  12. 33 I coveted no one’s silver or gold or apparel. 34 You yourselves know that these hands ministered to my necessities and to those who were with me. There was not a single incident where Paul took advantage of the churches for financial gain.
  13. 35 In all things I have shown you that by working hard in this way we must help the weak and remember the words of the Lord Jesus, how he himself said, ‘It is more blessed to give than to receive.’ ” Paul was adamant that leaders were to work hard for what they earned (1 Thess. 4:11; 2 Thess. 3:6-15) and not to neglect those in need (Rom. 15:1; Gal. 6:2; Eph. 4:28). It is more blessed to give than to receive—The exact phrase isn’t found in the four gospels. The closest remarks from Jesus is recorded in Luke 6:38, “give, and it will be given to you.” Thus, in time, it may have formulated into a particular phrase stemming from the teachings of Jesus (see 1 Clement 46:7).
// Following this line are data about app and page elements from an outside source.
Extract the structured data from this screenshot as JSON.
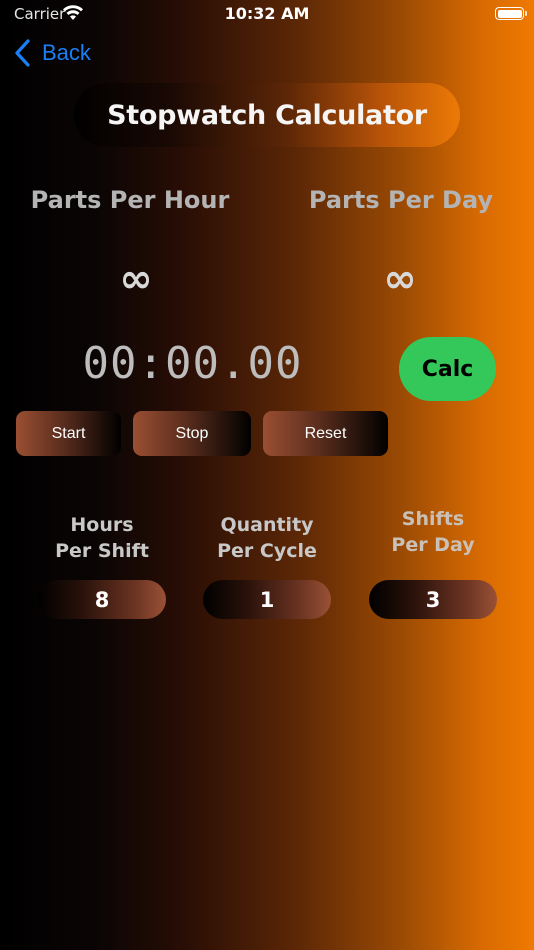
{
  "status_bar": {
    "carrier": "Carrier",
    "time": "10:32 AM"
  },
  "nav": {
    "back_label": "Back"
  },
  "title": "Stopwatch Calculator",
  "rates": {
    "parts_per_hour_label": "Parts Per Hour",
    "parts_per_hour_value": "∞",
    "parts_per_day_label": "Parts Per Day",
    "parts_per_day_value": "∞"
  },
  "timer": {
    "display": "00:00.00"
  },
  "buttons": {
    "calc": "Calc",
    "start": "Start",
    "stop": "Stop",
    "reset": "Reset"
  },
  "params": {
    "hours_label_line1": "Hours",
    "hours_label_line2": "Per Shift",
    "hours_value": "8",
    "quantity_label_line1": "Quantity",
    "quantity_label_line2": "Per Cycle",
    "quantity_value": "1",
    "shifts_label_line1": "Shifts",
    "shifts_label_line2": "Per Day",
    "shifts_value": "3"
  },
  "colors": {
    "accent_blue": "#1a7ff5",
    "calc_green": "#34c759",
    "gradient_orange": "#ef7a00"
  },
  "icons": {
    "back": "chevron-left-icon",
    "wifi": "wifi-icon",
    "battery": "battery-icon"
  }
}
  14. 36 And when he had said these things, he knelt down and prayed with them all. 37 And there was much weeping on the part of all; they embraced Paul and kissed him, 38 being sorrowful most of all because of the word he had spoken, that they would not see his face again. And they accompanied him to the ship. Luke closes by demonstrating the deep love and heavyheartedness shared between Paul and the elders of Ephesus. Paul was more than just an apostle to them, he was a dear friend, and even a father figure.